Where does the bulk of revenue come from when it comes to nonprofit funding sources? We explore the top 4 and how to remain compliant when it comes to reporting income.
For most non-profit organizations, there is a need to come up with new ways of raising revenue every year since they require the financial resources to fulfill their mission and support their cause. Even though the organizations might use different themes year in year out, and there might be new players willing to offer donations, the sources of funding are typically similar.
The following 4 methods are generally used to raise funds:
1. Fees for Service
In most scenarios, one might be quick to think about donations every time there is mention of nonprofit organizations. However, in the real sense, there is a certain amount of income that comes from the fees charged for services offered or the sale of products. Statistics show that the amount of funding collected from services account for about 48 percent of the total revenue for the nonprofit organizations.
2. Charitable Contributions
Even though nonprofits receive nonprofit funding from diverse sources, the individual charitable contributions amount for the highest percentage of the funding. Statistics shown in Giving USA report shows that in 2017, the total charitable contributions made in the United States was roughly $410.02 billion, whereby 71 percent of this amount was from individual contributors.
3. Corporate Philanthropy
In recent times, corporate philanthropy has become a crucial aspect of nonprofit organizations. As such, these organizations are continuously making corporate partnerships that help in cause-related marketing and sponsorships. There are some companies that encourage employees to make charitable donations and partnering with such companies, nonprofit organizations are set to benefit.
4. Government Grants

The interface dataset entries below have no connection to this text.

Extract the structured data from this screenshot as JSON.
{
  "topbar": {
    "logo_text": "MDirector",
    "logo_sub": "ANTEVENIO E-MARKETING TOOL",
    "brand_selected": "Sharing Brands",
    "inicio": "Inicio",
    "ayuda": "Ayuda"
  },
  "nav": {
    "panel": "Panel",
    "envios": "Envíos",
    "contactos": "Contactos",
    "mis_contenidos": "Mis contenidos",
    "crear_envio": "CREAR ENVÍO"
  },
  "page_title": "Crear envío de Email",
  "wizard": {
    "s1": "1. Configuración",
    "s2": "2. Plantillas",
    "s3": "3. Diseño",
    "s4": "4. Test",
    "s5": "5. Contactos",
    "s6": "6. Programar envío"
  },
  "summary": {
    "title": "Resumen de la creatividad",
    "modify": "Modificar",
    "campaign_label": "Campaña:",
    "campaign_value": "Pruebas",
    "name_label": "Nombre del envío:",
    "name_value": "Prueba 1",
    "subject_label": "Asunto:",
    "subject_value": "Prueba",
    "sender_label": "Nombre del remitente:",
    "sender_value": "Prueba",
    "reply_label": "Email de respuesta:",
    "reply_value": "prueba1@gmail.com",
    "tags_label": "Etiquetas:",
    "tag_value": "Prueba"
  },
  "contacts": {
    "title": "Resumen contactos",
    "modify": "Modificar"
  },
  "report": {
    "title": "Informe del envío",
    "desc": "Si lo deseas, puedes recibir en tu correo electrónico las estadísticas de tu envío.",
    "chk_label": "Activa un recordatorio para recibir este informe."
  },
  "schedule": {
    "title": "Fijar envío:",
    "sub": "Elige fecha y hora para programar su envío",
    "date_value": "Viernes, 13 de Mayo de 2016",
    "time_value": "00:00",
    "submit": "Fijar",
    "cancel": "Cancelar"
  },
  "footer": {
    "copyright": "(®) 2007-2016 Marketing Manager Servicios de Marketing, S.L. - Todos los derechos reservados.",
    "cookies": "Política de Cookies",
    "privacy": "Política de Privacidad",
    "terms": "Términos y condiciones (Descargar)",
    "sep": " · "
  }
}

Most nonprofit organizations get funding from all levels of government in the form of grants as long as their cause is genuine. This includes getting easy access to public media, higher education, and public education. Also, the programs provided by these organizations receive government funding especially those related to healthcare and human service.
Reporting Revenue from Funding Sources
Contributions made to nonprofits don’t follow the normal revenue reporting rules since they are non-reciprocal. A contribution should be generally reported after a commitment to donate is made or after receiving the donation. If there are any restrictions imposed as to when or how the funds are to be used, this does not affect the timing of recognition, only the classification of the revenue as ‘with donor restrictions.’
However, in the event that the donor’s contributions will only be availed after meeting certain requirements, then the timing of recognition can be affected. In such a scenario, you are supposed to recognize the given conditional promise, which will act as support until the organization meets all required conditions.
Recognizing Grant Funding
When it comes to nonprofit grants, there is a need to determine whether they qualify to be an exchange transaction. If the grant falls under the exchange transaction, then it will be subject to the five-step framework of ASU 2014-09 as listed below:
- Identify the contract made with a customer
- Identify the required performance obligations spelled out in the contract
- Determine the quoted transaction price
- Allocation of the transaction price to the contract’s performance obligations
- Recognition of revenue after satisfying the performance obligation
In a nutshell, nonprofit organizations require funding sources in order to run their day-to-day operations. The contributions made act as the organization’s revenue and must be reported in accordance with ASU 2016-14. The information above clearly outlines how nonprofit funds are sourced and how funding is reported in order to remain compliant and transparent.
Want to read more? Check out these insightful articles:
Did you find this article useful? We welcome your thoughts and comments.